international student life

international student

UnderEmployment for International Students.

Underemployment is a problem that many International students will discover when they go abroad. One usually travels abroad with a dream, puts great effort in their studies and spends lots of money to earn their Degree, even a Masters Degree with top marks and come out ready to find their dream job.

Some International students are lucky. They land good positions straight from college. This is however not the case for most.

A common scenario is where you apply for dozens, even hundreds of jobs, get a few responses and even fewer interviews but no job offers. All you get are regret letters or sometimes none at all. After unsuccessfully trying to find your dream job for some time, reality sets in that you will actually not get the job in your career field.

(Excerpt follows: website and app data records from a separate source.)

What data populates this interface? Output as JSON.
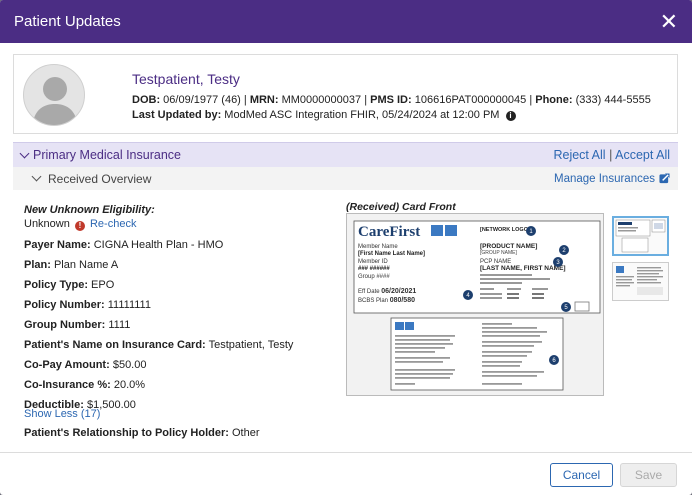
{
  "modal": {
    "title": "Patient Updates"
  },
  "patient": {
    "name": "Testpatient, Testy",
    "dob_label": "DOB:",
    "dob": "06/09/1977 (46)",
    "mrn_label": "MRN:",
    "mrn": "MM0000000037",
    "pms_label": "PMS ID:",
    "pms": "106616PAT000000045",
    "phone_label": "Phone:",
    "phone": "(333) 444-5555",
    "updated_label": "Last Updated by:",
    "updated": "ModMed ASC Integration FHIR, 05/24/2024 at 12:00 PM",
    "sep": "|"
  },
  "insurance": {
    "section_title": "Primary Medical Insurance",
    "reject_all": "Reject All",
    "accept_all": "Accept All",
    "sep": "|",
    "sub_title": "Received Overview",
    "manage": "Manage Insurances",
    "eligibility_label": "New Unknown Eligibility:",
    "eligibility_value": "Unknown",
    "recheck": "Re-check",
    "fields": [
      {
        "label": "Payer Name:",
        "value": "CIGNA Health Plan - HMO"
      },
      {
        "label": "Plan:",
        "value": "Plan Name A"
      },
      {
        "label": "Policy Type:",
        "value": "EPO"
      },
      {
        "label": "Policy Number:",
        "value": "11111111"
      },
      {
        "label": "Group Number:",
        "value": "1111"
      },
      {
        "label": "Patient's Name on Insurance Card:",
        "value": "Testpatient, Testy"
      },
      {
        "label": "Co-Pay Amount:",
        "value": "$50.00"
      },
      {
        "label": "Co-Insurance %:",
        "value": "20.0%"
      },
      {
        "label": "Deductible:",
        "value": "$1,500.00"
      }
    ],
    "show_less": "Show Less (17)",
    "relationship_label": "Patient's Relationship to Policy Holder:",
    "relationship_value": "Other",
    "card_label": "(Received) Card Front"
  },
  "card": {
    "brand": "CareFirst",
    "network_logo": "[NETWORK LOGO]",
    "member_name_label": "Member Name",
    "member_name": "[First Name Last Name]",
    "member_id_label": "Member ID",
    "member_id": "### ######",
    "group_label": "Group ####",
    "product_name": "[PRODUCT NAME]",
    "group_name": "[GROUP NAME]",
    "pcp_label": "PCP NAME",
    "pcp_name": "[LAST NAME, FIRST NAME]",
    "eff_label": "Eff Date",
    "eff_date": "06/20/2021",
    "bcbs_label": "BCBS Plan",
    "bcbs_plan": "080/580",
    "numbers": [
      "1",
      "2",
      "3",
      "4",
      "5",
      "6"
    ]
  },
  "footer": {
    "cancel": "Cancel",
    "save": "Save"
  },
  "colors": {
    "header": "#4b2d84",
    "section_bg": "#e6e3f5",
    "link": "#2c67b1",
    "badge": "#1d3f6e"
  }
}
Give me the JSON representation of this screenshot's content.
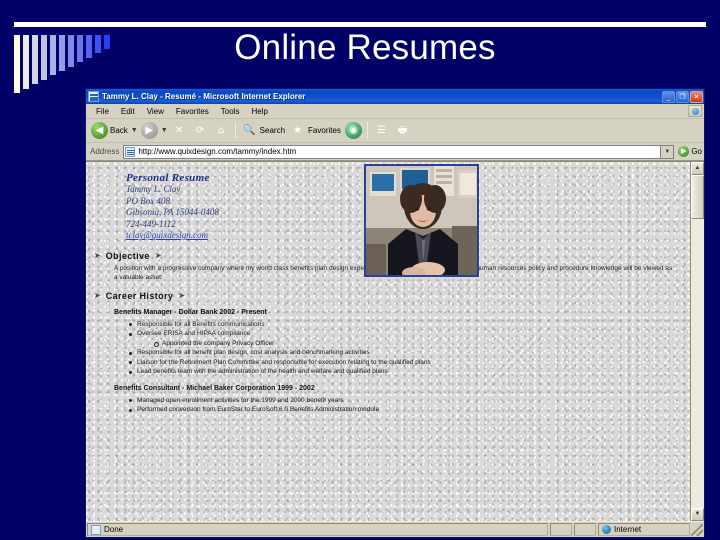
{
  "slide": {
    "title": "Online Resumes",
    "background_color": "#000066",
    "accent_color": "#ffffff"
  },
  "browser": {
    "titlebar": {
      "title": "Tammy L. Clay - Resumé - Microsoft Internet Explorer",
      "minimize": "_",
      "restore": "❐",
      "close": "✕"
    },
    "menu": [
      "File",
      "Edit",
      "View",
      "Favorites",
      "Tools",
      "Help"
    ],
    "toolbar": [
      {
        "name": "back",
        "label": "Back",
        "glyph": "◀",
        "has_dropdown": true
      },
      {
        "name": "forward",
        "label": "",
        "glyph": "▶",
        "has_dropdown": true
      },
      {
        "name": "stop",
        "label": "",
        "glyph": "✕",
        "has_dropdown": false
      },
      {
        "name": "refresh",
        "label": "",
        "glyph": "⟳",
        "has_dropdown": false
      },
      {
        "name": "home",
        "label": "",
        "glyph": "⌂",
        "has_dropdown": false
      },
      {
        "name": "search",
        "label": "Search",
        "glyph": "🔍",
        "has_dropdown": false
      },
      {
        "name": "favorites",
        "label": "Favorites",
        "glyph": "★",
        "has_dropdown": false
      },
      {
        "name": "media",
        "label": "",
        "glyph": "◉",
        "has_dropdown": false
      },
      {
        "name": "history",
        "label": "",
        "glyph": "☰",
        "has_dropdown": false
      },
      {
        "name": "print",
        "label": "",
        "glyph": "🖶",
        "has_dropdown": false
      }
    ],
    "address": {
      "label": "Address",
      "url": "http://www.quixdesign.com/tammy/index.htm",
      "go_label": "Go"
    },
    "status": {
      "left": "Done",
      "zone": "Internet"
    }
  },
  "resume": {
    "heading": "Personal Resume",
    "name": "Tammy L. Clay",
    "address1": "PO Box 408",
    "address2": "Gibsonia, PA  15044-0408",
    "phone": "724-449-1112",
    "email": "tclay@quixdesign.com",
    "photo_alt": "Portrait of Tammy L. Clay at office desk",
    "sections": [
      {
        "name": "Objective",
        "marker_left": "➤",
        "marker_right": "➤",
        "paragraph": "A position with a progressive company where my world class benefits plan design expertise, cost/benefit analysis and general human resources policy and procedure knowledge will be viewed as a valuable asset."
      },
      {
        "name": "Career History",
        "marker_left": "➤",
        "marker_right": "➤",
        "jobs": [
          {
            "title": "Benefits Manager - Dollar Bank   2002 - Present",
            "bullets": [
              {
                "text": "Responsible for all Benefits communications",
                "sub": []
              },
              {
                "text": "Oversee ERISA and HIPAA compliance",
                "sub": [
                  "Appointed the company Privacy Officer"
                ]
              },
              {
                "text": "Responsible for all benefit plan design, cost analysis and benchmarking activities",
                "sub": []
              },
              {
                "text": "Liaison for the Retirement Plan Committee and responsible for execution relating to the qualified plans",
                "sub": []
              },
              {
                "text": "Lead benefits team with the administration of the health and welfare and qualified plans",
                "sub": []
              }
            ]
          },
          {
            "title": "Benefits Consultant - Michael Baker Corporation    1999 - 2002",
            "bullets": [
              {
                "text": "Managed open enrollment activities for the 1999 and 2000 benefit years",
                "sub": []
              },
              {
                "text": "Performed conversion from EuroStar to EuroSoft 6.0 Benefits Administration module",
                "sub": []
              }
            ]
          }
        ]
      }
    ]
  }
}
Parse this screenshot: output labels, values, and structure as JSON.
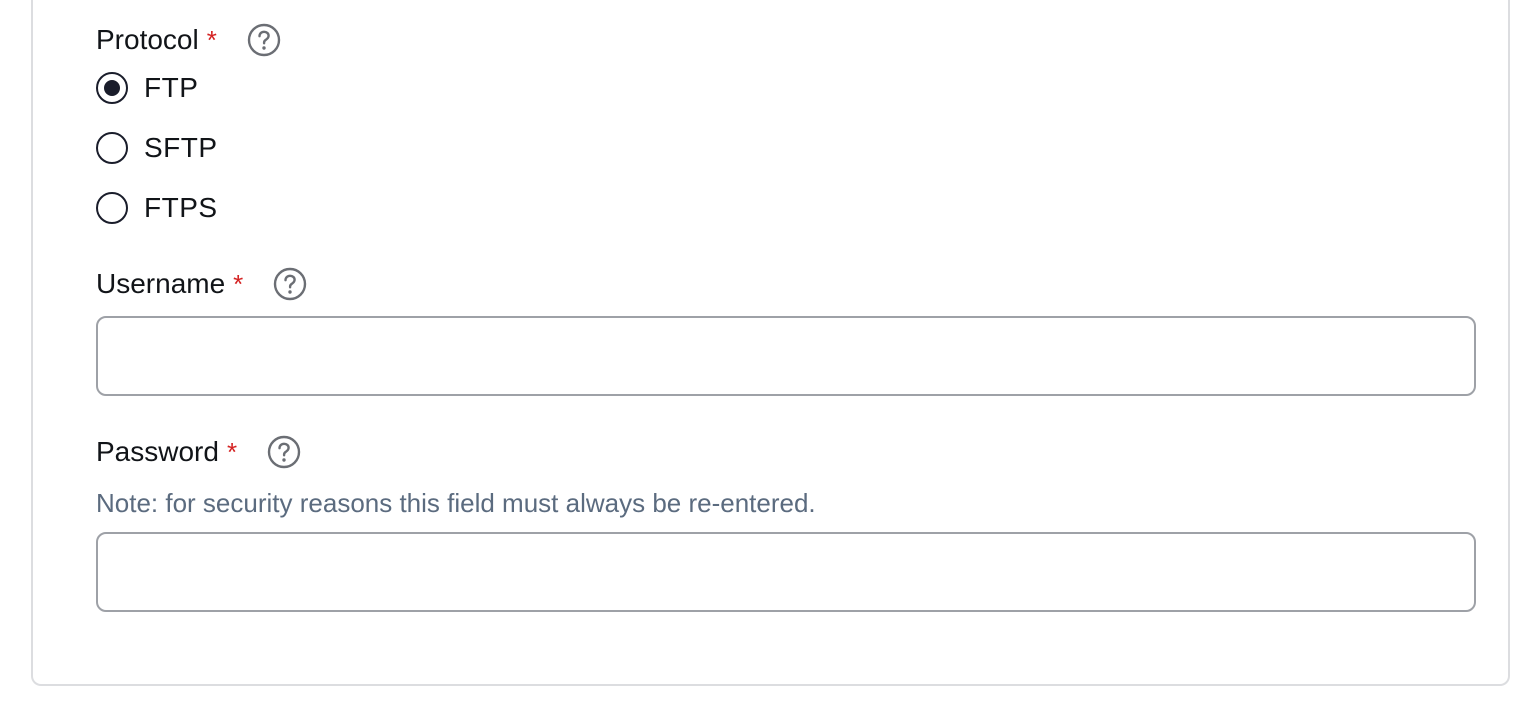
{
  "protocol": {
    "label": "Protocol",
    "required_mark": "*",
    "help_icon": "question-circle-icon",
    "options": [
      {
        "label": "FTP",
        "selected": true
      },
      {
        "label": "SFTP",
        "selected": false
      },
      {
        "label": "FTPS",
        "selected": false
      }
    ]
  },
  "username": {
    "label": "Username",
    "required_mark": "*",
    "help_icon": "question-circle-icon",
    "value": "",
    "placeholder": ""
  },
  "password": {
    "label": "Password",
    "required_mark": "*",
    "help_icon": "question-circle-icon",
    "note": "Note: for security reasons this field must always be re-entered.",
    "value": "",
    "placeholder": ""
  },
  "colors": {
    "required": "#d42222",
    "note_text": "#5b6b7f",
    "radio": "#1a1d2b",
    "input_border": "#9ea1a7",
    "card_border": "#dcdde0"
  }
}
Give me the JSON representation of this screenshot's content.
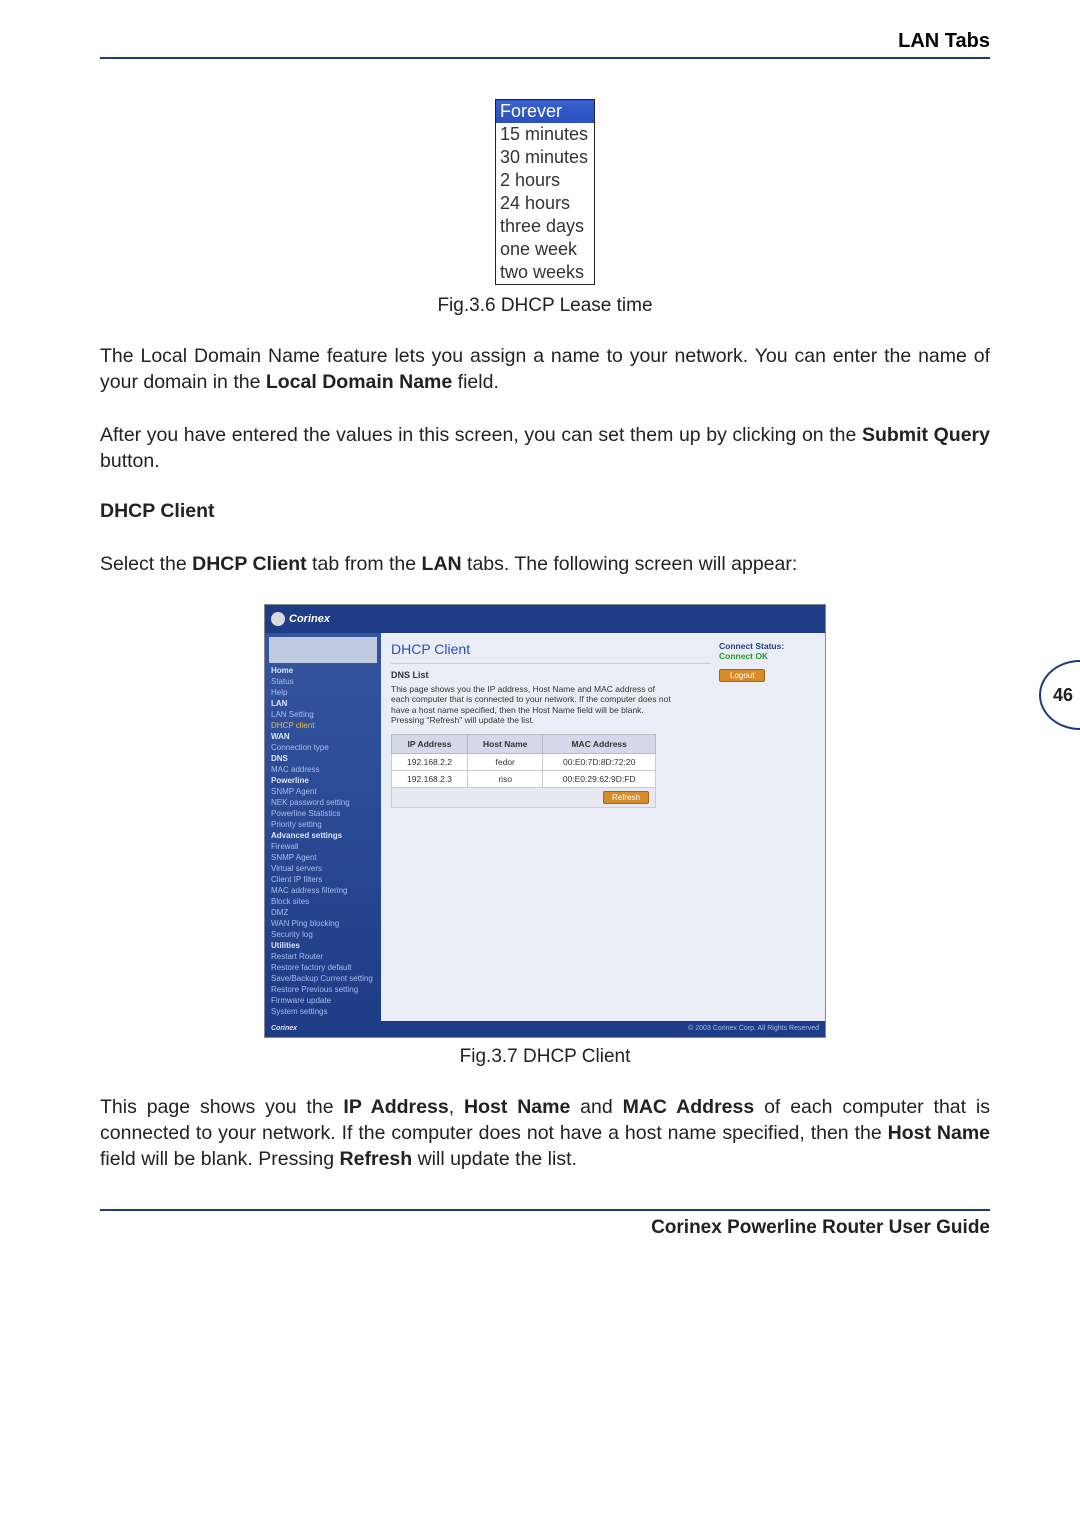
{
  "header": {
    "title": "LAN Tabs"
  },
  "leaseTimes": [
    "Forever",
    "15 minutes",
    "30 minutes",
    "2 hours",
    "24 hours",
    "three days",
    "one week",
    "two weeks"
  ],
  "captions": {
    "fig36": "Fig.3.6 DHCP Lease time",
    "fig37": "Fig.3.7 DHCP Client"
  },
  "paragraphs": {
    "p1a": "The Local Domain Name feature lets you assign a name to your network. You can enter the name of your domain in the ",
    "p1b": "Local Domain Name",
    "p1c": " field.",
    "p2a": "After you have entered the values in this screen, you can set them up by clicking on the ",
    "p2b": "Submit Query",
    "p2c": " button.",
    "head": "DHCP Client",
    "p3a": "Select the ",
    "p3b": "DHCP Client",
    "p3c": " tab from the ",
    "p3d": "LAN",
    "p3e": " tabs. The following screen will appear:",
    "p4a": "This page shows you the ",
    "p4b": "IP Address",
    "p4c": ", ",
    "p4d": "Host Name",
    "p4e": " and ",
    "p4f": "MAC Address",
    "p4g": " of each computer that is connected to your network. If the computer does not have a host name specified, then the ",
    "p4h": "Host Name",
    "p4i": " field will be blank. Pressing ",
    "p4j": "Refresh",
    "p4k": " will update the list."
  },
  "screenshot": {
    "brand": "Corinex",
    "title": "DHCP Client",
    "section": "DNS List",
    "desc": "This page shows you the IP address, Host Name and MAC address of each computer that is connected to your network. If the computer does not have a host name specified, then the Host Name field will be blank. Pressing \"Refresh\" will update the list.",
    "cols": {
      "ip": "IP Address",
      "host": "Host Name",
      "mac": "MAC Address"
    },
    "rows": [
      {
        "ip": "192.168.2.2",
        "host": "fedor",
        "mac": "00:E0:7D:8D:72:20"
      },
      {
        "ip": "192.168.2.3",
        "host": "riso",
        "mac": "00:E0:29:62:9D:FD"
      }
    ],
    "refresh": "Refresh",
    "status": {
      "label": "Connect Status:",
      "value": "Connect OK"
    },
    "logout": "Logout",
    "copyright": "© 2003 Corinex Corp. All Rights Reserved",
    "nav": {
      "home": "Home",
      "status": "Status",
      "help": "Help",
      "lan": "LAN",
      "lan_setting": "LAN Setting",
      "dhcp_client": "DHCP client",
      "wan": "WAN",
      "conn_type": "Connection type",
      "dns": "DNS",
      "mac_addr": "MAC address",
      "powerline": "Powerline",
      "snmp_agent": "SNMP Agent",
      "nek_pw": "NEK password setting",
      "pl_stats": "Powerline Statistics",
      "priority": "Priority setting",
      "advanced": "Advanced settings",
      "firewall": "Firewall",
      "snmp_agent2": "SNMP Agent",
      "virtual": "Virtual servers",
      "client_ip": "Client IP filters",
      "mac_filter": "MAC address filtering",
      "block_sites": "Block sites",
      "dmz": "DMZ",
      "wan_ping": "WAN Ping blocking",
      "sec_log": "Security log",
      "utilities": "Utilities",
      "restart": "Restart Router",
      "restore_factory": "Restore factory default",
      "save_backup": "Save/Backup Current setting",
      "restore_prev": "Restore Previous setting",
      "firmware": "Firmware update",
      "sys_settings": "System settings"
    }
  },
  "pageNumber": "46",
  "footer": "Corinex Powerline Router User Guide"
}
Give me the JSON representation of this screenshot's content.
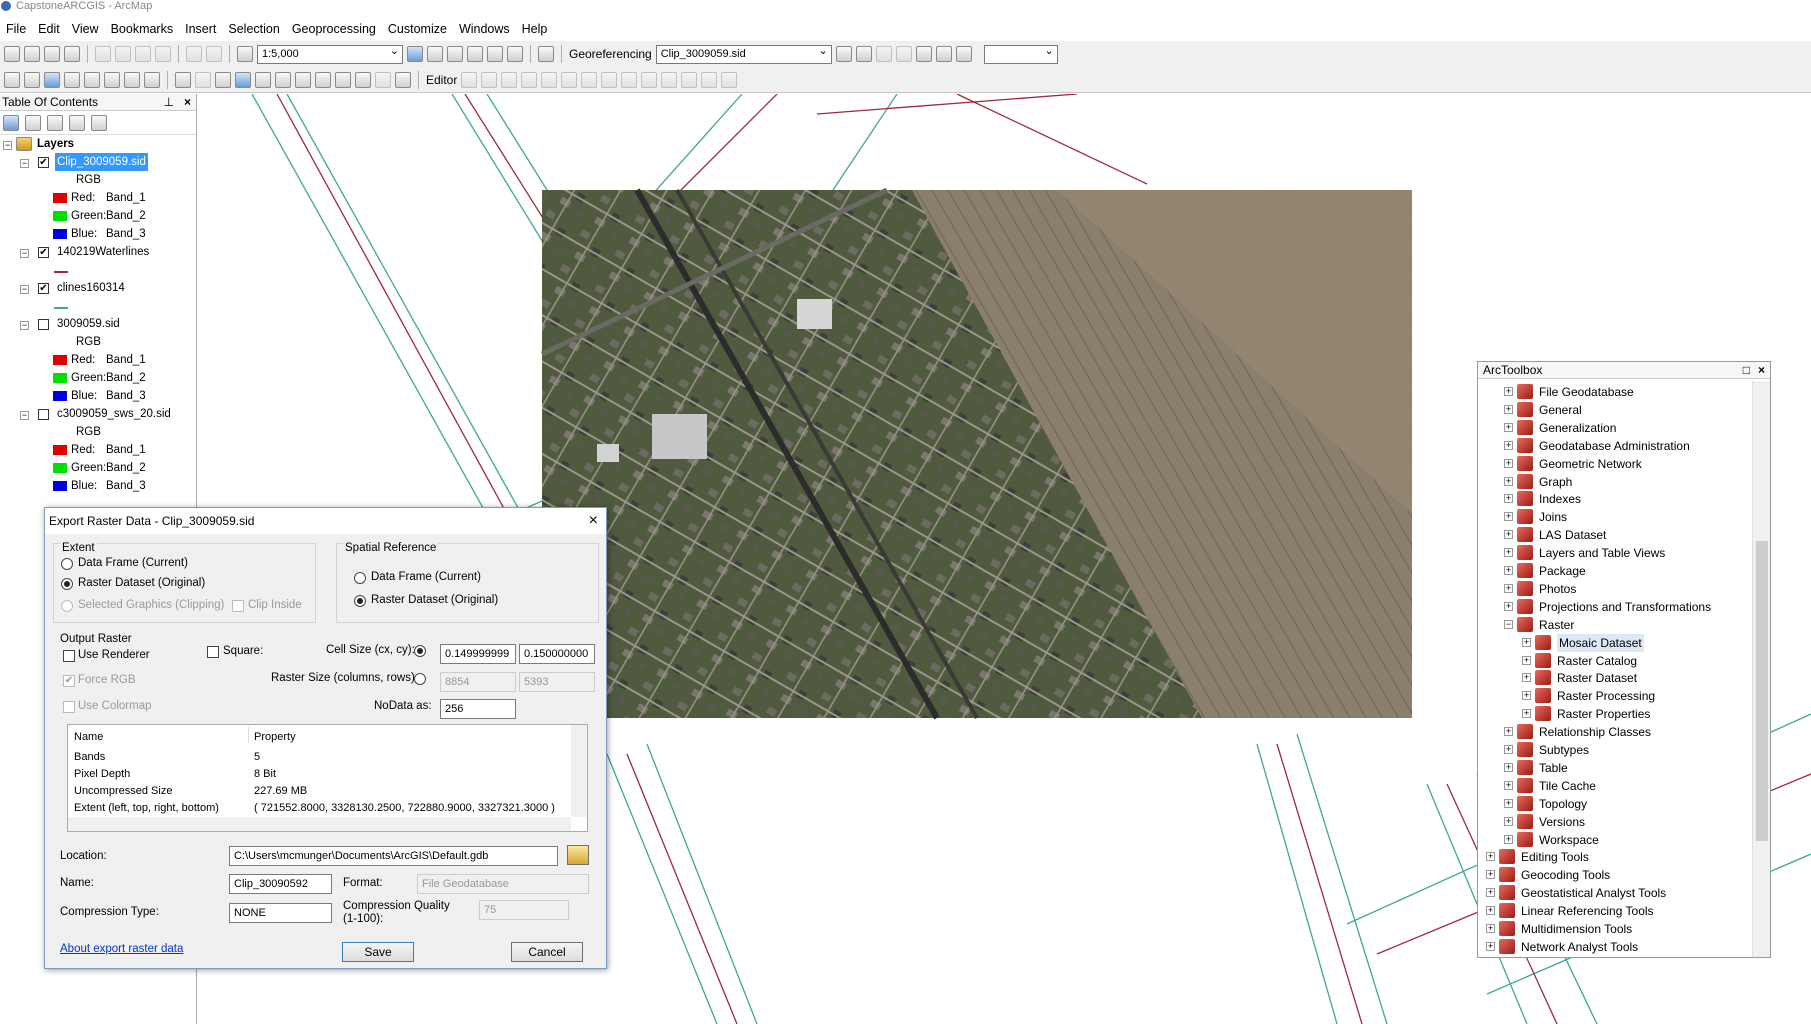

Even assuming you have work authorization, a time will come when you need to start paying your own bills and your family will no longer support you financially. They will actually demand that you support them since you now have a "Good Degree" from a prestigious University, hence you should have "no problem" finding a good job.

When you reach this stage, you will start looking for any paying job, whether it's in your career field or not, whether it requires any education or not. Most international students eventually find a job in the service or manufacturing sectors doing jobs so different from what they imagined they would ever do, they are sometimes ashamed to reveal what they do for a living.

You may also find yourself working with people who have a much lower education level than yourself and with a completely different attitude to life compared to yourself. No matter what you think about your current job, remember that it helps pay your bills hence you need to respect it and make sure to get along with your co-workers.

It's also highly advisable not to let your co-workers know about your high educational achievements otherwise they may feel jealous and make your life difficult, more so considering you are a foreigner.

While being underemployed is depressing, it's much better than being jobless. Even if you are under employed for years, keep a positive attitude and never lose sight of your dreams, the dreams that made you leave your home country and move abroad.

Another issue is dealing with family in your home country. Try to explain them about your underemployed status so they don't make too many demands of you. They may be disappointed, given they invested lots of money for your college abroad and may even think you are lying to them so you don't support them financially. However, its best to be honest with your family.

Many companies pay for continuing education for their employees. Check with your employer and see if they offer this benefit and how you can work out a schedule to allow you attend school part-time. You should also continue looking for jobs, internships and volunteer opportunities in your desired career field.